Parminder Nagra is at odds with her family, who want her to follow the traditional path foran Indian woman. She wants none of that, and dreams instead of becoming a professional soccerplayer. Kiera Knightley is already playing on a female team, but has her own familial issues, witha mother (Juiet Stevenson) who despairs of what she perceives as her daughter’s lack offemininity. Knightley sees Nagra playing soccer in a park, and recruits her for the team. Thoughthis i… a dream come true, Nagra must hide her new life from her family. Inevitably, the secretgets out. All sorts of generational and cultural clashes are played out, and do so in a mostengaging manner. Nothing really surprising happens here, and the script is rather weak, with thesame conflicts being played out over and over again. The performances triumph over the script,however, and the film is well night impossible to dislike.
A pleasant 5.1 score, but one that doesn’t score any impressive goals. The sound is very clear(in spite of one or two moments where dialogue gets buried by other sounds). The music isstrong, and it more than dominates the rear speakers. The environmental effects are very low key,and the surround capabilities, from a sound effects perspective, are rather underused.
The colours are absolutely brilliant. The lushness of English greenery and the richness ofIndian pageantry are captured in all their splendour, with the result that the colours themselvesplay out the culture clash. Bright as the colours are, they remain very natural. There is no grain,the blacks are deep but never murky, and the image could hardly be sharper. An excellenttransfer.

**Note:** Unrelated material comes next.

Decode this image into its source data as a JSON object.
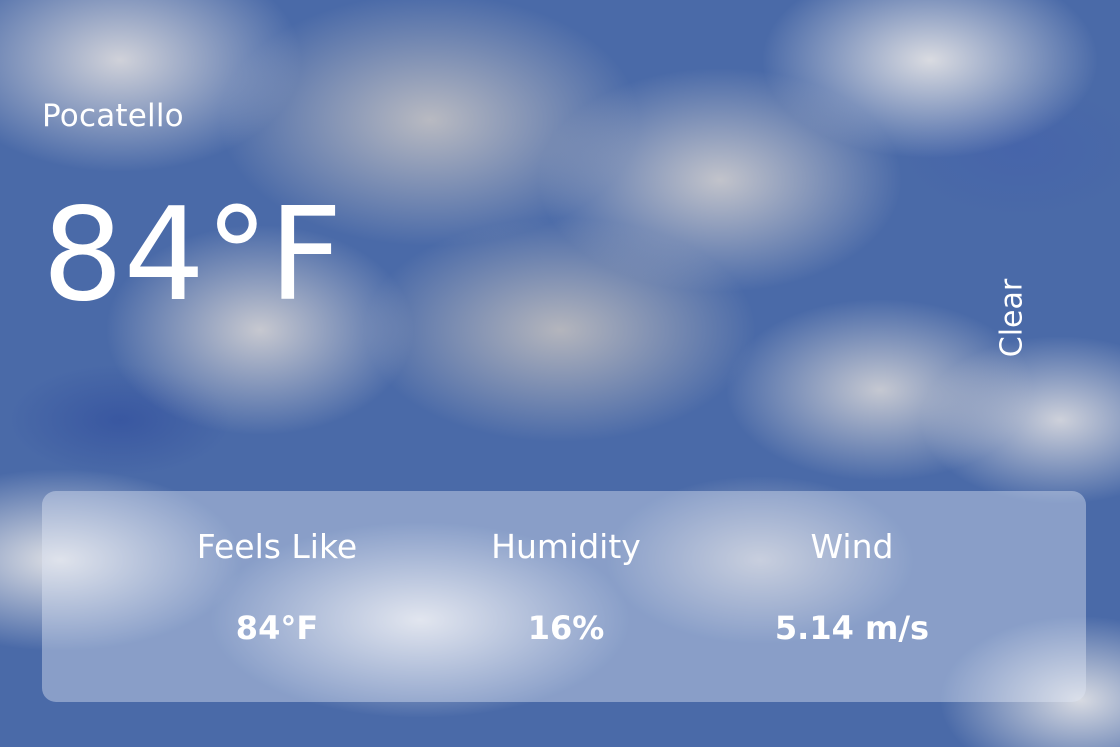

Director/co-producer/co-writer Gurinder Chadha is joined on the commentary by co-writerPaul Mayeda Berges. Their conversation is very much in the everybody-was-so-great mode, andis very anecdotal, with the result that some of what they have to say will mean a lot more toBritish than to North American audiences. The Making-of featurette is the usual sort of thing,but the other featurette is a bit different: “Who Wants to Cook Aloo Gobi?” wherein Chadhashows us just how to do this (under the supervision of aunties). A recipe for the dish is alsoprovided. There are 10 deleted scenes, a music video (the closing credits song and its outtakes), twointernational trailers, and the trailer for Antwone Fisher. The menu’s main page and intro areanimated and scored.
Familiar stuff, and a plot that needed more variety in its incident, yet completely winningall the same. And the picture is superb.
Special Features List
- Audio Commentary
- Deleted Scenes
- “Who Wants to Cook Aloo Gobi?” Featurette
- Making-of Featurette
- Music Video and Outtakes
- Aloo Gobi Recipe
- International Theatrical Trailers